The field or option “CC,” “cc” or “Cc” used in commercial communications or an email allows the sender to send a copy of the email to someone other than the recipient in the “To:” field of the email, but that is also important.
For example, if you want to send an email to a client with financial information for a project and you want to keep the manager informed. Then the customer's email address is entered in the "To:" field and the manager's email address in the "CC" field.
Because “CC” corresponds to carbon copy initials, it is sometimes written in capital letters; in this case, the possible forms correspond to CC, CC'ing, CC'd, and CC'ed with the apostrophe and CCs, CCing, and CCd without the apostrophe.
From a technical point of view, this option or field works the same as the “TO:” field in an email. This means that it does not matter if an email address is attached in the "To:" field or in the "CC:" field, the email will still be delivered to the recipients, and all of them can see the email address of the recipients. the rest. Why is the "CC" field needed then?
Because when you write an email, the "To:" field or option is for the recipients directly involved in the email, while the "CC" field is for the recipients who receive the email as deference, courtesy, or to stay aware of the information.
Generally, when you receive an email that is named in the "CC" field, you do not have to take any action.

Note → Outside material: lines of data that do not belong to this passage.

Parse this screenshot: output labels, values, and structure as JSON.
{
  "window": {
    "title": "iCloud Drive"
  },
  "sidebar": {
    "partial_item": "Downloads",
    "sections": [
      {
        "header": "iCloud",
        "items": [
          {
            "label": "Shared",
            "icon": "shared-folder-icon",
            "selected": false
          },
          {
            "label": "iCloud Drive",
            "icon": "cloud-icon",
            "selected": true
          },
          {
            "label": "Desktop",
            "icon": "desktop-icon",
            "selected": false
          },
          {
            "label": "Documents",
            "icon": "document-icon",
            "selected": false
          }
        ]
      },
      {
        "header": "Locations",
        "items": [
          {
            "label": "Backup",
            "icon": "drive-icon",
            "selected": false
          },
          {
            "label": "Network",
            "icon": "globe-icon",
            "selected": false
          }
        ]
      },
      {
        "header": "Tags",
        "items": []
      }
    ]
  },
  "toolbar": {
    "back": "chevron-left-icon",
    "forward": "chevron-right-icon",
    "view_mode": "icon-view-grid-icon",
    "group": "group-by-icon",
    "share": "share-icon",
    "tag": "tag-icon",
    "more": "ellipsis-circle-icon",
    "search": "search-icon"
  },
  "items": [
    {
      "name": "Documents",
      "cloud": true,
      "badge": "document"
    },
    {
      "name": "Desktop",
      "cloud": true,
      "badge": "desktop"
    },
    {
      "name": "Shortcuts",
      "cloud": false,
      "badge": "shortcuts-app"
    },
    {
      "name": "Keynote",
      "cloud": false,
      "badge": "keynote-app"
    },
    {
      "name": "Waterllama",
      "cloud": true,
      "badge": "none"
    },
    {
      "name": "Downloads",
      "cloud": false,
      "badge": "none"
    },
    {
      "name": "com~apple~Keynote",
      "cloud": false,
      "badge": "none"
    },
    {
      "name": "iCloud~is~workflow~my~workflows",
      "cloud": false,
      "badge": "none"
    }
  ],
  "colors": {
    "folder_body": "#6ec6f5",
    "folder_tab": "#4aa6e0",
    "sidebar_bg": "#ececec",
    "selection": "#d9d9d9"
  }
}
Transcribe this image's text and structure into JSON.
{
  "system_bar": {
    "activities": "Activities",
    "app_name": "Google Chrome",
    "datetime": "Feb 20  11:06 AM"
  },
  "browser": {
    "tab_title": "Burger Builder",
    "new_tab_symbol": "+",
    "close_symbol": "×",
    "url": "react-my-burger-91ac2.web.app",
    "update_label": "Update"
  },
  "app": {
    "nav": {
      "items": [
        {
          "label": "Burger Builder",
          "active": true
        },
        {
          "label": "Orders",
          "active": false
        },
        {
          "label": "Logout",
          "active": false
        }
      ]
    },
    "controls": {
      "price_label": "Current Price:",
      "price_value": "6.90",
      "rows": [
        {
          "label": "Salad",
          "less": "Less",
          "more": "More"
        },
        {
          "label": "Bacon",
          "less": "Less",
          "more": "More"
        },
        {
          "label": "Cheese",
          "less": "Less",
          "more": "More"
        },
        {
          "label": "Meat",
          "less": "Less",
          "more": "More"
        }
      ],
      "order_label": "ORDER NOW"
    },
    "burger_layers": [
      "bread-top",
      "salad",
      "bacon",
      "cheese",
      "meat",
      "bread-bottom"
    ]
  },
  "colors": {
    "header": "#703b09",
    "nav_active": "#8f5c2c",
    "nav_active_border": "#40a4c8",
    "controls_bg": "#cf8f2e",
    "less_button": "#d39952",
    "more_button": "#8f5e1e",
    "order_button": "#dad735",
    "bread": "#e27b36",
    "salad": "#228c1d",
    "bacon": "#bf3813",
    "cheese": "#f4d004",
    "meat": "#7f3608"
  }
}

Mainly, the field or option "CC" is used to keep someone informed or to share the same email with them.
The downside to this is that an exact copy of the same email is created in the recipient's inbox. This can lead to rapid inbox saturation. For example, a manager of a large company puts a "CC" on all emails sent, or if all employees put the option "CC" on all emails that they send other colleagues so that the manager or boss is aware.
In addition to this, the emails also take up unnecessary space in the storage of the email accounts. If these emails contain attachments (images, videos, documents), these attachments are also copied and delivered to all recipients named in the "CC" fields. Mail servers will fill up quickly, resulting in slow email service and even crash.
Finally, if an email service is used in a way that works under the mode of charging for each email sent, money is spent unnecessarily for each recipient that appears in the "CC" field.
When “CC” is sent to recipients in an email, that list of “CCs” can be seen by other recipients. As an example, it can be said that if a “CC” message is sent to firstname.lastname@example.org and email@example.com in an email, peter and wendy will know that the other also received the same email.
"BCC" stands for "Blind Carbon Copy." The difference with "CC" is that only the sender has the option to see the list of "Bcc" recipients. Continuing with the previous example, if firstname.lastname@example.org and email@example.com are on the “BCC” list, neither Peter nor Wendy will know that the other person received the same email.